[Photographer, b. 1931, Bronx, New York, lives in New York.]

 My job is thick with risks, threats, occasional violence and sometimes the necessary folly that sometimes courts humiliation and ridicule. But I don’t care. I see myself as the dean of American paparazzi. 

Emmet Gowin
[Photographer, b. 1941, Danville, Virginia, lives in Princeton, New Jersey.]

 All important pictures embody something that we do not yet understand. 

John Gutmann
[Photographer, b. 1905, Breslau, Germany, (now Wroclaw, Poland), d. 1998, San Francisco, California.]

 To me, photography was a completely new medium, and I did not... feel the urge to transfer to it my ideas about painting. 

Mark Getty
[Oil fortune heir, photo stock entrepreneur, b. 1960, Rome, lives in Buckinghamshire, Tuscany, and London.]

 In some areas, [Getty Images has] more images than the rest of the market put together. But libraries are being built up at a terrific pace. A photographer in a lifetime will produce maybe a million images, and there are about 15,000 professionals at work out there. 

George, Gilbert
[Artist, b. 1942, Devon, England, lives in London.]
[Artist, b. 1943, Dolomites, Italy, lives in London.]

 Being living sculptures is our life blood, our destiny, our romance, our disaster, our light and life. 

David Goldblatt
[Photographer, b. 1930, Randfontein, South Africa, d. 2018, Johannesburg.]

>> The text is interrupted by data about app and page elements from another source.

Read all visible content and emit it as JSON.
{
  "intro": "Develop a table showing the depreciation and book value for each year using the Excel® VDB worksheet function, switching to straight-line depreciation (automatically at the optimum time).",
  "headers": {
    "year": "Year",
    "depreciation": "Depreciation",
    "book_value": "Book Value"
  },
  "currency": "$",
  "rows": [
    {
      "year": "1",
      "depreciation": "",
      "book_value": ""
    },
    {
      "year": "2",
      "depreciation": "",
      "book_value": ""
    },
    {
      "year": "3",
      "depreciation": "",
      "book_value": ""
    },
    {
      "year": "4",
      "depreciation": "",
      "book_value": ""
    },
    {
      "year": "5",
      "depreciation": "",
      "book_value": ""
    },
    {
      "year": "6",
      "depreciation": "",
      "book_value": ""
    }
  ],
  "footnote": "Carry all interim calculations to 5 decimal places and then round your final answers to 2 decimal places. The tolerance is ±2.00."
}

 I regard myself as an unlicensed, self-appointed observer and critic of South African society which I continue to explore with the camera. 

Andy Grundberg
[Critic, curator, and educator, lives in Washington, D.C.]

 ...truth-telling may be an ethic, adopted by photojournalists as a behavior, but experience shows us that it is not embedded in the medium like silver salts in film. 

Jonathan Green
[Writer, photographer, and curator, b. 1939, lives in Riverside, California.]

 It was consistent with the social and psychological upheavals of the sixties that a documentary focus should emerge that looked at the less newsworthy, internal aspects of the new culture... The obsessions of sixties photography were ruthless: alienation, deformity, sterility, insanity, sexuality, bestial and mechanical violence, and obscenity.